Subject: I have found a CD that I think you would enjoy
Genres: Jazz, Pop
This is the very first HEP Records issue, now available again and featuring the mold-breaking arrangements of George Handy and Eddie Finckle. These broadcast performances dating from late 1945 to mid-1946 include such solo... more »
This is the very first HEP Records issue, now available again and featuring the mold-breaking arrangements of George Handy and Eddie Finckle. These broadcast performances dating from late 1945 to mid-1946 include such soloists as Lucky Thompson, Britt Woodman, and Dizzy Gillespie, with David Allyn and Ginnie Powell on vocals.
Great and Scarce Performances, for the Serious Fan of "Diffi
Robert English | Independence, OR USA | 08/17/2005
(4 out of 5 stars)
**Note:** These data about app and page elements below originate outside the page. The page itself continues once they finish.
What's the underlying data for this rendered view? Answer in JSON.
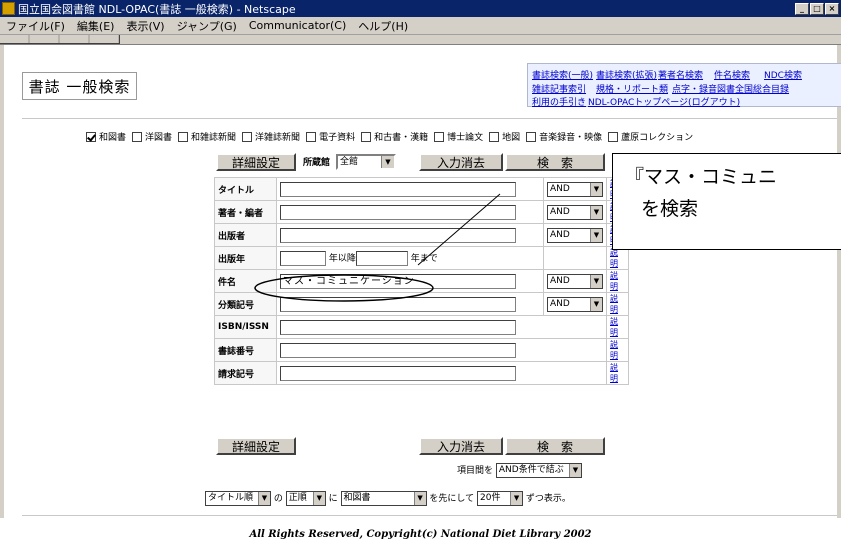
{
  "window": {
    "title": "国立国会図書館 NDL-OPAC(書誌 一般検索) - Netscape",
    "min": "_",
    "max": "□",
    "close": "×"
  },
  "menu": [
    "ファイル(F)",
    "編集(E)",
    "表示(V)",
    "ジャンプ(G)",
    "Communicator(C)",
    "ヘルプ(H)"
  ],
  "page": {
    "title": "書誌 一般検索"
  },
  "nav": {
    "row1": [
      "書誌検索(一般)",
      "書誌検索(拡張)",
      "著者名検索",
      "件名検索",
      "NDC検索"
    ],
    "row2": [
      "雑誌記事索引",
      "規格・リポート類",
      "点字・録音図書全国総合目録"
    ],
    "row3": [
      "利用の手引き",
      "NDL-OPACトップページ(ログアウト)"
    ]
  },
  "databases": [
    {
      "label": "和図書",
      "checked": true
    },
    {
      "label": "洋図書",
      "checked": false
    },
    {
      "label": "和雑誌新聞",
      "checked": false
    },
    {
      "label": "洋雑誌新聞",
      "checked": false
    },
    {
      "label": "電子資料",
      "checked": false
    },
    {
      "label": "和古書・漢籍",
      "checked": false
    },
    {
      "label": "博士論文",
      "checked": false
    },
    {
      "label": "地図",
      "checked": false
    },
    {
      "label": "音楽録音・映像",
      "checked": false
    },
    {
      "label": "蘆原コレクション",
      "checked": false
    }
  ],
  "form": {
    "detail_button": "詳細設定",
    "library_label": "所蔵館",
    "library_value": "全館",
    "clear_button": "入力消去",
    "search_button": "検　索",
    "help": "説明",
    "fields": {
      "title": {
        "label": "タイトル",
        "value": "",
        "op": "AND"
      },
      "author": {
        "label": "著者・編者",
        "value": "",
        "op": "AND"
      },
      "publisher": {
        "label": "出版者",
        "value": "",
        "op": "AND"
      },
      "year": {
        "label": "出版年",
        "from_suffix": "年以降",
        "to_suffix": "年まで"
      },
      "subject": {
        "label": "件名",
        "value": "マス・コミュニケーション",
        "op": "AND"
      },
      "classification": {
        "label": "分類記号",
        "value": "",
        "op": "AND"
      },
      "isbn": {
        "label": "ISBN/ISSN",
        "value": ""
      },
      "bib_no": {
        "label": "書誌番号",
        "value": ""
      },
      "call_no": {
        "label": "請求記号",
        "value": ""
      }
    },
    "combine_label": "項目間を",
    "combine_value": "AND条件で結ぶ",
    "sort": {
      "order_value": "タイトル順",
      "no": "の",
      "direction_value": "正順",
      "ni": "に",
      "first_value": "和図書",
      "first_suffix": "を先にして",
      "count_value": "20件",
      "count_suffix": "ずつ表示。"
    }
  },
  "footer": "All Rights Reserved, Copyright(c) National Diet Library 2002",
  "callout": {
    "line1": "『マス・コミュニ",
    "line2": "を検索"
  }
}
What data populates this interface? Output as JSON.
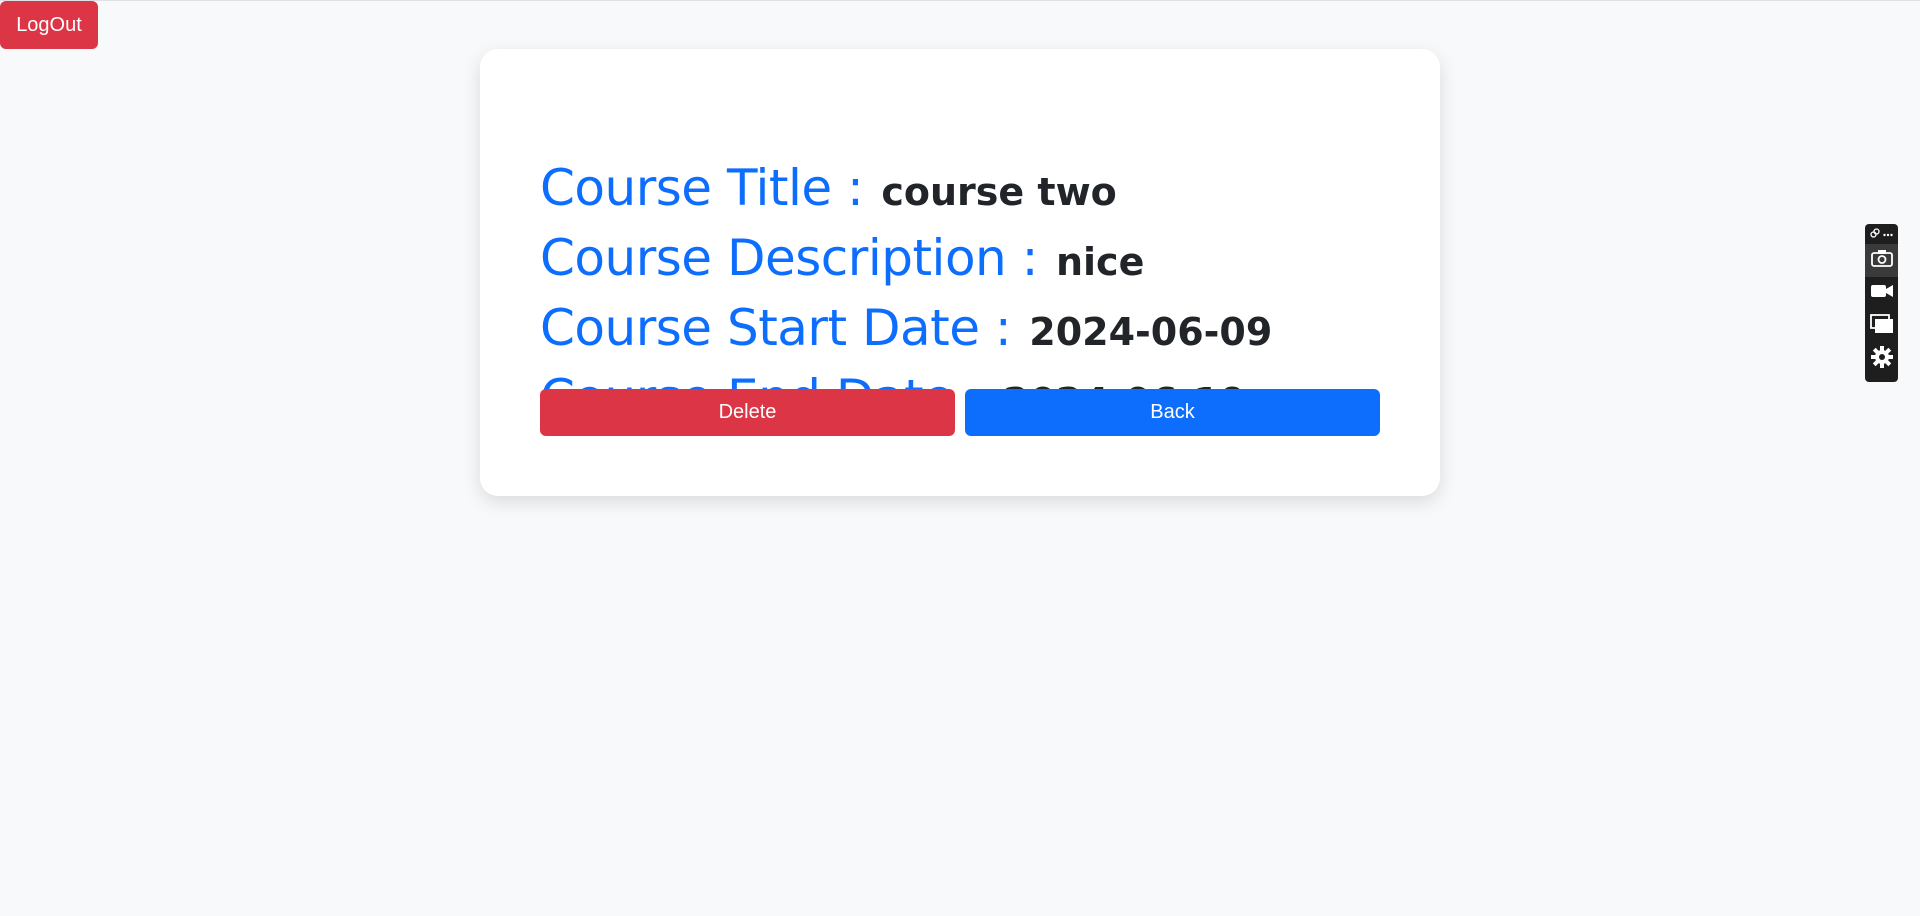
{
  "header": {
    "logout_label": "LogOut"
  },
  "course": {
    "title_label": "Course Title :",
    "title_value": "course two",
    "description_label": "Course Description :",
    "description_value": "nice",
    "start_label": "Course Start Date :",
    "start_value": "2024-06-09",
    "end_label": "Course End Date :",
    "end_value": "2024-06-19"
  },
  "actions": {
    "delete_label": "Delete",
    "back_label": "Back"
  },
  "toolbar": {
    "icons": [
      "link-icon",
      "more-icon",
      "camera-icon",
      "video-icon",
      "windows-icon",
      "gear-icon"
    ]
  },
  "colors": {
    "primary": "#0d6efd",
    "danger": "#dc3545",
    "background": "#f8f9fa",
    "text": "#212529"
  }
}
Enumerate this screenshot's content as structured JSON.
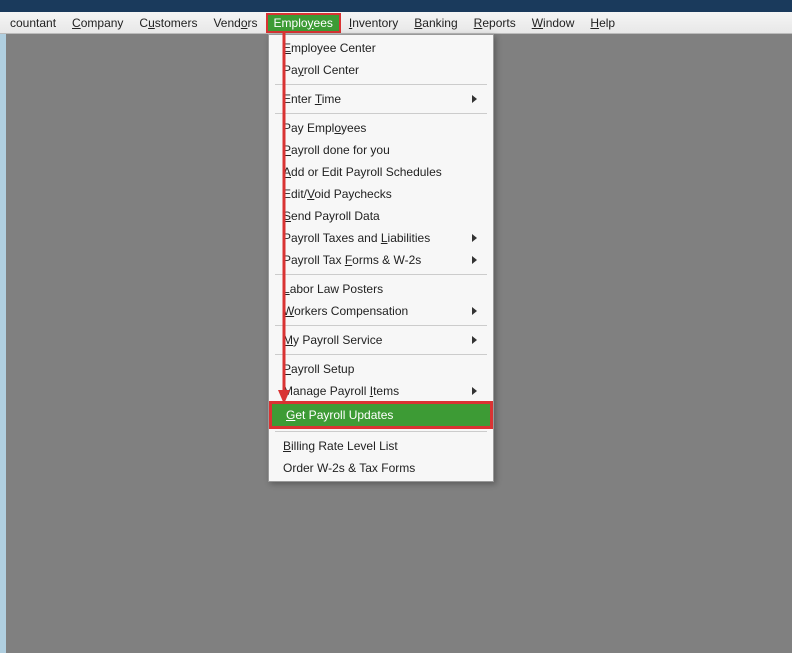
{
  "menubar": {
    "items": [
      {
        "label_pre": "",
        "hotkey": "",
        "label_post": "countant"
      },
      {
        "label_pre": "",
        "hotkey": "C",
        "label_post": "ompany"
      },
      {
        "label_pre": "C",
        "hotkey": "u",
        "label_post": "stomers"
      },
      {
        "label_pre": "Vend",
        "hotkey": "o",
        "label_post": "rs"
      },
      {
        "label_pre": "Emplo",
        "hotkey": "y",
        "label_post": "ees",
        "active": true
      },
      {
        "label_pre": "",
        "hotkey": "I",
        "label_post": "nventory"
      },
      {
        "label_pre": "",
        "hotkey": "B",
        "label_post": "anking"
      },
      {
        "label_pre": "",
        "hotkey": "R",
        "label_post": "eports"
      },
      {
        "label_pre": "",
        "hotkey": "W",
        "label_post": "indow"
      },
      {
        "label_pre": "",
        "hotkey": "H",
        "label_post": "elp"
      }
    ]
  },
  "dropdown": {
    "items": [
      {
        "pre": "",
        "hk": "E",
        "post": "mployee Center"
      },
      {
        "pre": "Pa",
        "hk": "y",
        "post": "roll Center"
      },
      {
        "sep": true
      },
      {
        "pre": "Enter ",
        "hk": "T",
        "post": "ime",
        "submenu": true
      },
      {
        "sep": true
      },
      {
        "pre": "Pay Empl",
        "hk": "o",
        "post": "yees"
      },
      {
        "pre": "",
        "hk": "P",
        "post": "ayroll done for you"
      },
      {
        "pre": "",
        "hk": "A",
        "post": "dd or Edit Payroll Schedules"
      },
      {
        "pre": "Edit/",
        "hk": "V",
        "post": "oid Paychecks"
      },
      {
        "pre": "",
        "hk": "S",
        "post": "end Payroll Data"
      },
      {
        "pre": "Payroll Taxes and ",
        "hk": "L",
        "post": "iabilities",
        "submenu": true
      },
      {
        "pre": "Payroll Tax ",
        "hk": "F",
        "post": "orms & W-2s",
        "submenu": true
      },
      {
        "sep": true
      },
      {
        "pre": "",
        "hk": "L",
        "post": "abor Law Posters"
      },
      {
        "pre": "",
        "hk": "W",
        "post": "orkers Compensation",
        "submenu": true
      },
      {
        "sep": true
      },
      {
        "pre": "",
        "hk": "M",
        "post": "y Payroll Service",
        "submenu": true
      },
      {
        "sep": true
      },
      {
        "pre": "",
        "hk": "P",
        "post": "ayroll Setup"
      },
      {
        "pre": "Manage Payroll ",
        "hk": "I",
        "post": "tems",
        "submenu": true
      },
      {
        "pre": "",
        "hk": "G",
        "post": "et Payroll Updates",
        "highlighted": true,
        "boxed": true
      },
      {
        "sep": true
      },
      {
        "pre": "",
        "hk": "B",
        "post": "illing Rate Level List"
      },
      {
        "pre": "Order W-2s & Tax Forms",
        "hk": "",
        "post": ""
      }
    ]
  },
  "annotation": {
    "arrow_from": "employees-menu",
    "arrow_to": "get-payroll-updates",
    "color": "#d93333"
  }
}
"Most bands perform better in front of a live audience, and this mind-blowing outfit also seems to squeeze out some extra adrenalin on these broadcast recordings. If you like the post-war output of the Stan Kenton or Woody Herman bands, you will love what is on this CD.
These come from Armed Forces Radio transcriptions, and while the recordings suffer a little from over-modulation in the louder passages there is no surface noise to speak of - the surface of the original discs was clean. Some minor occasional "flutter" can be heard in the source, most noticeable in what would otherwise be a fantastic rendition of "Body and Soul". The frequency response is very good, as good as it got for pre-HiFi monaural, and remastering of these recordings onto CD is welcome despite the previously-stated flaws in the source material.
The highlights on this CD come from guest appearances - first, Dizzy Gillespie plays a blistering trumpet solo on Raeburn's version of "Night in Tunisia" (track 3), and on track 16 Mel Torme guests with the Mel-Tones on a manic version of "That's Where I Came In". Forties-era Mel Torme never sounded better or more focused, and he & the band feed off each other's energy. It offers a glimpse of what might have been if Mel had sung in front of Boyd's band more often.
The undeniable historic value of Raeburn's recordings was as an inspiration to other bands of the period - Stan Kenton, Woody Herman, Ray McKinley (while Eddie Sauter was doing arrangements for him), and a young Henry Mancini who used to see Raeburn's band every chance he could. If you are familiar with Woody Herman's recording of "Summer Sequence", or Stan Kenton's record of "This Is My Theme", then you are prepared for the wild sounds that are on this disk. If not, this music may not sit well with you - even today, sixty years later, it still qualifies as "difficult music" - if this is not what you love then leave this one alone. Otherwise, if you love this material (as I do), then do yourself a favor and pick this up while it is still available."